• **Task requirements**:
Below are the records; copy each line in which "time" occurs.

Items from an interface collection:
((

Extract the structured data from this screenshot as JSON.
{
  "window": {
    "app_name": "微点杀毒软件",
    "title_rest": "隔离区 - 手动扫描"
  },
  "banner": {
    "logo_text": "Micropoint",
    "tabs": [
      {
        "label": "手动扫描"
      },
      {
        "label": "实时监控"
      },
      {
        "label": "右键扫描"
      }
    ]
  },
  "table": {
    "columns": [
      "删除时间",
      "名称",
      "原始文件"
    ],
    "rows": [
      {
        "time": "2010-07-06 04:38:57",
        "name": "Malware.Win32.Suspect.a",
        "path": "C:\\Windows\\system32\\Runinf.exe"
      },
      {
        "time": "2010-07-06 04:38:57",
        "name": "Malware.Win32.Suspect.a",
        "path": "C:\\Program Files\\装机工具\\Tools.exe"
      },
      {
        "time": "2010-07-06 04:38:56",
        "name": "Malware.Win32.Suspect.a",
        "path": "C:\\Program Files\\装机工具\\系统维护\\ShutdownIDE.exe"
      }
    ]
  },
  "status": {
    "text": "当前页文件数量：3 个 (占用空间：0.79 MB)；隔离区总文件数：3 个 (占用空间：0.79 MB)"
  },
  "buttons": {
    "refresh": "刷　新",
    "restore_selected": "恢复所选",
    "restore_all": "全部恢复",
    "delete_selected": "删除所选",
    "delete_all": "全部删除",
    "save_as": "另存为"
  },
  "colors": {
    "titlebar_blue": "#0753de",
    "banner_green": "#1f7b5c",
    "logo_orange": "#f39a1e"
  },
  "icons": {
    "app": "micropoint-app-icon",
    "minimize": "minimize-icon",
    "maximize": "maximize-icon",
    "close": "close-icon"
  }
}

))
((

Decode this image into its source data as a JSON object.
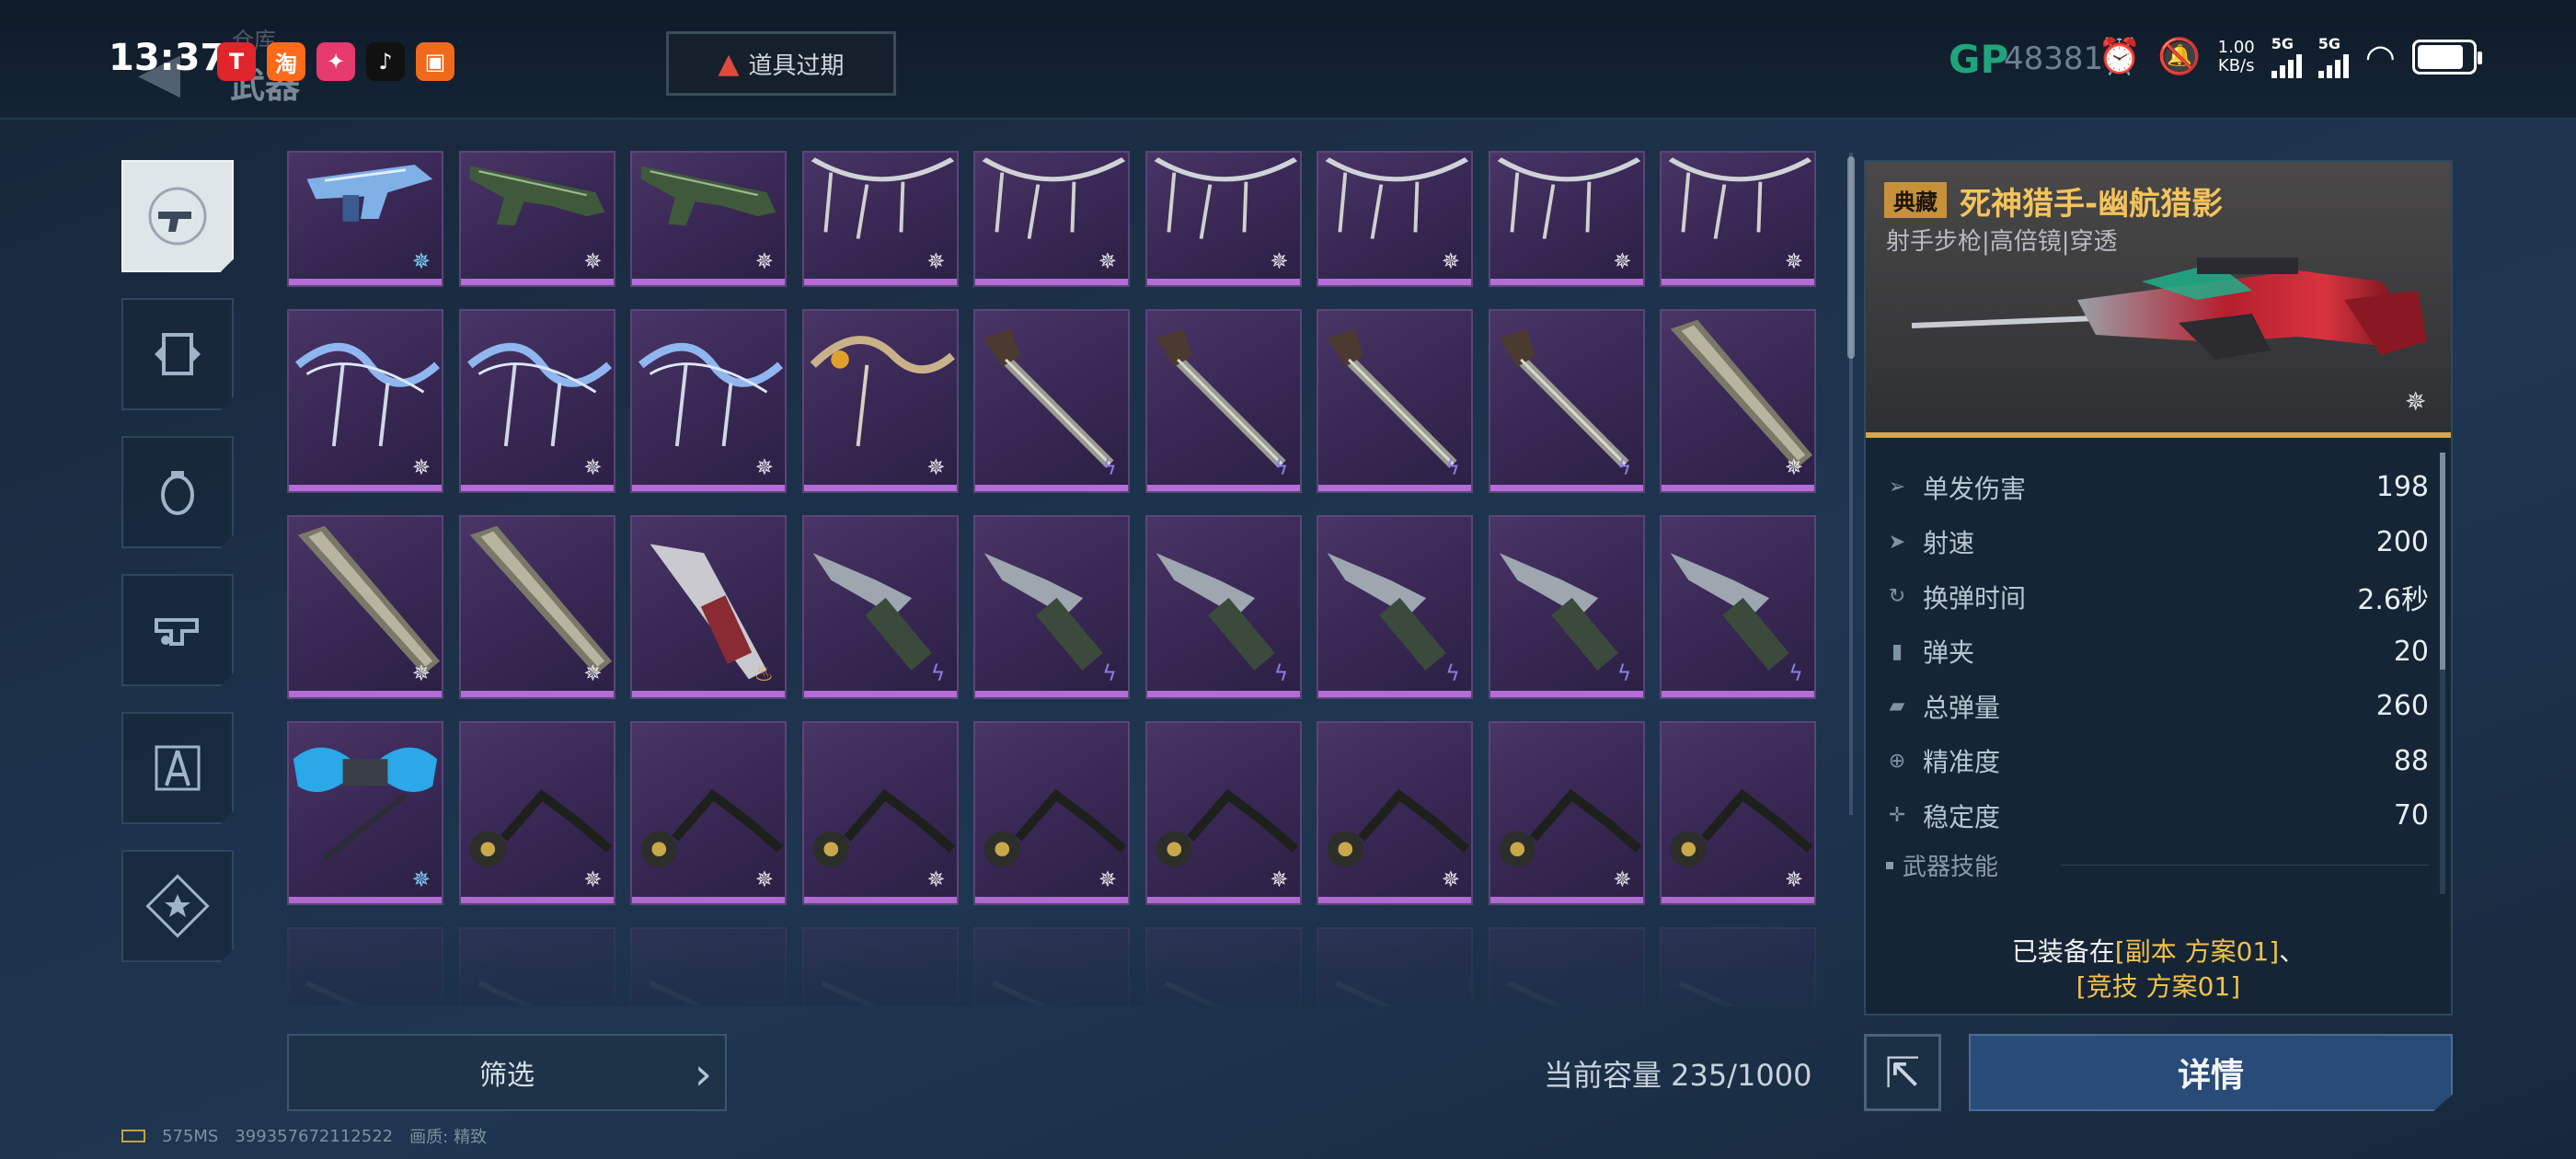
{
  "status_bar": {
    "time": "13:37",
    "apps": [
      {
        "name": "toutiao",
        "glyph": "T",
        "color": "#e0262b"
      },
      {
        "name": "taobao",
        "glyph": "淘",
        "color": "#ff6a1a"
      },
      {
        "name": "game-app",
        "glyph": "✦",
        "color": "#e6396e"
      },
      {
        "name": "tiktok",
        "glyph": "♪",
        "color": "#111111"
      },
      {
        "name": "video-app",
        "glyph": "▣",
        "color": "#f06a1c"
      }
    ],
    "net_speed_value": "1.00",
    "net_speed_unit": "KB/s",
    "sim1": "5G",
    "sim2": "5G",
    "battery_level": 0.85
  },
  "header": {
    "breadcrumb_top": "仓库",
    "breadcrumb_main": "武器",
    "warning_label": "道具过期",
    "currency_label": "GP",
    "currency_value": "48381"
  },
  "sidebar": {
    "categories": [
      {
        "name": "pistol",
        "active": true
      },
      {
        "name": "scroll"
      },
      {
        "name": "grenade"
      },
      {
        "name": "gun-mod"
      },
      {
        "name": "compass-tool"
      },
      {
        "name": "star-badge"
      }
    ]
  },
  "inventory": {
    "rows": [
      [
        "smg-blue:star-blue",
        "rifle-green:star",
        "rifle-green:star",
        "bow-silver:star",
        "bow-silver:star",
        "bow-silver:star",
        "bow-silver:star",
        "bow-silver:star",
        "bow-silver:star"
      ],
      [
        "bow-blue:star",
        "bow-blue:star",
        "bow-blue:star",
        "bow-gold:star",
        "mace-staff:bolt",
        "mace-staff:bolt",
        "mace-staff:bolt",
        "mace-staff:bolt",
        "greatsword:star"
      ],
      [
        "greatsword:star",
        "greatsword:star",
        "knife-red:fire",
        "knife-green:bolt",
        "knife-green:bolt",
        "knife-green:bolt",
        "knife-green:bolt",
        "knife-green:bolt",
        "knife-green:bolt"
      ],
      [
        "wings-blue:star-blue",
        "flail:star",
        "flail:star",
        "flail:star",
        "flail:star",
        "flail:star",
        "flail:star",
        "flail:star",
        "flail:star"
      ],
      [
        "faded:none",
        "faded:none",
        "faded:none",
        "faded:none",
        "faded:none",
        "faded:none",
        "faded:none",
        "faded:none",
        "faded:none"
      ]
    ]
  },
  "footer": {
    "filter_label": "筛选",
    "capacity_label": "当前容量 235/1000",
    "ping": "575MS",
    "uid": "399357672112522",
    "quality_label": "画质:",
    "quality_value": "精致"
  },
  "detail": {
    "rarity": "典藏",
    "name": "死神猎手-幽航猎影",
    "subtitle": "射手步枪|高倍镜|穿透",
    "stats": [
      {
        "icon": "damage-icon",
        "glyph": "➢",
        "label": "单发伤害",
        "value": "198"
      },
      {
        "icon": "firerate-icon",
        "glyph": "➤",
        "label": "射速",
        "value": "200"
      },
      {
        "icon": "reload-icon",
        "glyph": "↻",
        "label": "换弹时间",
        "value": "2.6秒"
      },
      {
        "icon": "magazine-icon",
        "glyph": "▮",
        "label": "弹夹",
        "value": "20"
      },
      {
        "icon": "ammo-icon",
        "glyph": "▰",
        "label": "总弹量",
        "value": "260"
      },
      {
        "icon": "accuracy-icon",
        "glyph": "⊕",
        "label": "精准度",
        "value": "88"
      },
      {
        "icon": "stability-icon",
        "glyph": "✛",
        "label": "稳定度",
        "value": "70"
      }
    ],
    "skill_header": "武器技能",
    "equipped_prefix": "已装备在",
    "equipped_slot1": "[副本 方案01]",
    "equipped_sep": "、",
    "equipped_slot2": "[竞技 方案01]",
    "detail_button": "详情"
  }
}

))
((

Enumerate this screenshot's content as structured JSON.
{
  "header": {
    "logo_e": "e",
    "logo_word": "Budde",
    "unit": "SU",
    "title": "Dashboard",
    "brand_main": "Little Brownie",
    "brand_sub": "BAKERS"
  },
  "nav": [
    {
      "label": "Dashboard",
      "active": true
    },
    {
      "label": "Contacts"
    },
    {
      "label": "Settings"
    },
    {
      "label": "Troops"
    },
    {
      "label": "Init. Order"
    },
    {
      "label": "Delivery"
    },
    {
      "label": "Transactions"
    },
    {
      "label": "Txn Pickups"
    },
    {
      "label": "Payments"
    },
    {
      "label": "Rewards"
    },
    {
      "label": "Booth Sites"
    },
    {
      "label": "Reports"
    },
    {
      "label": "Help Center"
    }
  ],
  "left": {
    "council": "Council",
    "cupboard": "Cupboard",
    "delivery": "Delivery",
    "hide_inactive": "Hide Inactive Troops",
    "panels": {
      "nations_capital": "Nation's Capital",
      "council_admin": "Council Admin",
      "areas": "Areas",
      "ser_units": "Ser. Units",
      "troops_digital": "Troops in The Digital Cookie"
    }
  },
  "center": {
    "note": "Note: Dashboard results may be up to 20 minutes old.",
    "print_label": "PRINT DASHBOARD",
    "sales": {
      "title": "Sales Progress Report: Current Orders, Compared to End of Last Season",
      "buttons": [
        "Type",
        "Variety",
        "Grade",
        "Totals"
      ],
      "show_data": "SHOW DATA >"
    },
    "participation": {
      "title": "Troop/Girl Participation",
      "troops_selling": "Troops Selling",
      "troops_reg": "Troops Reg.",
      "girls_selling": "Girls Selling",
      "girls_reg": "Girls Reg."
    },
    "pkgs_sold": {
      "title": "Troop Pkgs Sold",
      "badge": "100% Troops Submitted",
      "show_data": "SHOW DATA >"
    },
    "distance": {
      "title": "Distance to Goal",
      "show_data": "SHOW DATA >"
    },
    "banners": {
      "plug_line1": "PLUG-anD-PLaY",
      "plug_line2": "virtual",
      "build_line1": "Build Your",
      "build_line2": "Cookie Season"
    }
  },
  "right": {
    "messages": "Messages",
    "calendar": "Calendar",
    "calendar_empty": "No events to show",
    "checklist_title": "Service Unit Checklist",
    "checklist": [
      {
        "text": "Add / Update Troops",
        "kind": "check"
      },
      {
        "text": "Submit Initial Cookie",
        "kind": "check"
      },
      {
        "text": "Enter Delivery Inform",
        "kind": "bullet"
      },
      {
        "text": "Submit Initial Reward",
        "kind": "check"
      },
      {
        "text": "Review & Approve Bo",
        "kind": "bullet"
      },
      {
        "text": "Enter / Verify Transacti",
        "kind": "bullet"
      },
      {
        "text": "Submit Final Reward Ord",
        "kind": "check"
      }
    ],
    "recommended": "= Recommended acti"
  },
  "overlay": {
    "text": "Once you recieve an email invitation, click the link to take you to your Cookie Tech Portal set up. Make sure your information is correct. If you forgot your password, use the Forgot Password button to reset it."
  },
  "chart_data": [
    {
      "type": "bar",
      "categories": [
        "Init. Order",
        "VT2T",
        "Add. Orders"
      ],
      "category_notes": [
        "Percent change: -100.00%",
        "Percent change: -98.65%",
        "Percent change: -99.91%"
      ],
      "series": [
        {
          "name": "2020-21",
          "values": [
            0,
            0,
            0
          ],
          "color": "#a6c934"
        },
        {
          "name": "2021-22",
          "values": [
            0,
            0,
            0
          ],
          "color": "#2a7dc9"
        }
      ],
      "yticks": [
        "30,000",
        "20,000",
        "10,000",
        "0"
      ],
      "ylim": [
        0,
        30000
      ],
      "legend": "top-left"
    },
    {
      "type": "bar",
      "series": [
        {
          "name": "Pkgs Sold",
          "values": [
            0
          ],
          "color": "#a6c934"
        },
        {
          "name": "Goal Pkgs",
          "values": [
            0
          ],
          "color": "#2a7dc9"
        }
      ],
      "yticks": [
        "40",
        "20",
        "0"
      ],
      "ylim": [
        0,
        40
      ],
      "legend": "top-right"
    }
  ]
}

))

• **Final answer**:
        "time": "2010-07-06 04:38:57",
        "time": "2010-07-06 04:38:57",
        "time": "2010-07-06 04:38:56",
    "time": "13:37",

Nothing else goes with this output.